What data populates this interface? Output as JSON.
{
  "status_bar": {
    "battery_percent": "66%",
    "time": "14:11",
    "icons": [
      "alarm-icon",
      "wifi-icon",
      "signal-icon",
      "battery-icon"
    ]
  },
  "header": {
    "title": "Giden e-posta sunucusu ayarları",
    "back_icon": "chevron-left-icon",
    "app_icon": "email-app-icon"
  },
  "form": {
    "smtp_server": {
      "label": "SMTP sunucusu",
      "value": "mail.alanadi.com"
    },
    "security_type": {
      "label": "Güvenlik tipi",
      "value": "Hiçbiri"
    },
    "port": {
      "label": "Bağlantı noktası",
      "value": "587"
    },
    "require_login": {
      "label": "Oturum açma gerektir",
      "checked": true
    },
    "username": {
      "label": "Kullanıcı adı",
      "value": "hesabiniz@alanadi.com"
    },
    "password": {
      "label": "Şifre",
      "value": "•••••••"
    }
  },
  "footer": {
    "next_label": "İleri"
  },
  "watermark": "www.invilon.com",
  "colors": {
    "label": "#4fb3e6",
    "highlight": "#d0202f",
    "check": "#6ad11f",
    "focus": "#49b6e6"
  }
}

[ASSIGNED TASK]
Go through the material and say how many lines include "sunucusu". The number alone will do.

[OUTPUT]
2